Cybersecurity is an increasingly expensive threat to business, with Lloyd’s of London recently warning that a serious cyberattack could cost the global economy in excess of £92 billion. Aside from major disruption to infrastructure, there are significant reputational costs of being subject to a data breach, as well as substantial fines - particularly in light of the forthcoming GDPR. With the dangers of cyberattacks on the rise, along with the threat of serious consequential financial damage, many companies are turning to cyber insurance in an effort to protect themselves against the risks.
What are the main cybersecurity risks and their impact?
As the NHS hack demonstrated, some of the most extensive cyberattacks are very basic and often random in nature; viruses and malware can spread around the internet like wildfire, infecting any internet-connected devices which have not received the latest patches and security updates. Some of these viruses simply cause damage to computer systems; others include ransomware which lock down data until a ransom is paid. More targeted cyberattacks may involve phishing or SQL injections and DDoS attempts.
Often the most worrying attacks for business are those which involve a data breach, particularly if customer data is compromised. One of the most overlooked cybersecurity dangers is the internal threat; although this is sometimes due to malicious attacks by disaffected members of staff, the much larger problem is often down to an ineffective data protection culture or strategy and especially a lack of skilled staff who can lay down procedures and implement optimal cybersecurity measures.
Costs to businesses from cyberattacks include:
- Lost productivity
- Time and money to repair damaged infrastructure
- Fines (eg currently up to £500,000 following an investigation by the Information Commissioner’s Office – and rising to €20 million or 4% of annual global turnover GDPR comes into force)
- Reputational damage – including loss of existing clients and future business
- Any ransoms paid to hackers
What is the current state of cybersecurity insurance?
In light of the increased focus on risks from cyberattacks over recent years, it seemed likely that insurers who offered cybersecurity insurance would see an uptake in these policies, particularly from businesses dealing with large volumes of personal customer data.
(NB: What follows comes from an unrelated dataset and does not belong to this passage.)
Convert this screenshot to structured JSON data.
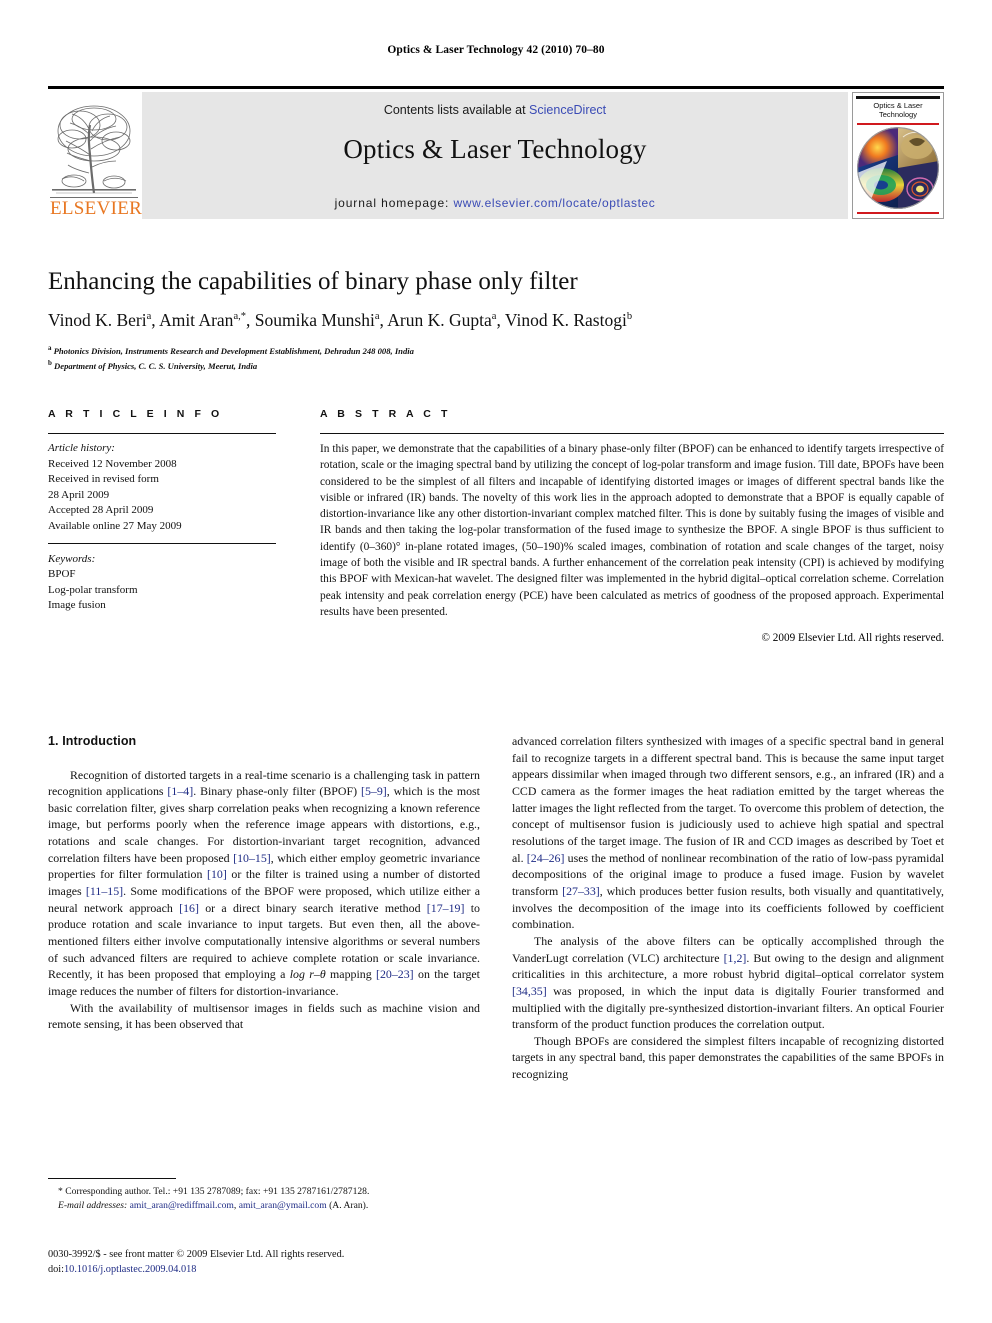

Indeed the British Government spoke of aims to make the UK a "world centre for cyber security insurance" in a 2015 report. However, although a surge has been seen in the US cyber insurance market recently, these trends have not yet been reflected on this side of the pond.
But a crucial turning point may be the impending General Data Protection Regulation (GDPR) which comes into force on 25 May 2018. GDPR not only introduces far more onerous penalties but it tightens up many aspects of data protection regulations and extends liability to data processors. As we get closer to the implementation date, an increased uptake of cyber insurance policies is to be expected, particularly by data processors who have less experience of data protection compliance.
What are the benefits and risks of providing cybersecurity insurance?
Insurers which offer cyber insurance policies are tapping into a potentially huge market, covering individuals as well as businesses. But insurers will need to be more guarded in their approach to providing cover in respect of computer viruses which can quickly spread across the internet, infecting millions of devices in less time than it would take a burglar to break into a single property. Potential costs to an insurer of a new virus which forces them to pay out on thousands or even millions of policies could prove crippling.
How will insurance products need to develop for cybersecurity?
Due to the aforementioned risks of offering broad cybersecurity cover, much thought needs to be given to developing policies, to take account of the fast changing cybersecurity threats and practices. Whilst a homeowner who leaves their front door wide open will generally need to concede that their element of fault reduces any payout, the degree of fault of a business which has not applied the latest security patch to their servers and consequently suffers a data breach is less clear. Policies may require regular updating to take account of new forms of threat and the types of cyber protection which are reasonably required to be taken by policyholders. But a careful balance will need to be struck between making policies too lenient with the consequence of mass payouts in the event of large scale ransomware viruses, and making policies so strict that they are not worth taking out in the first place.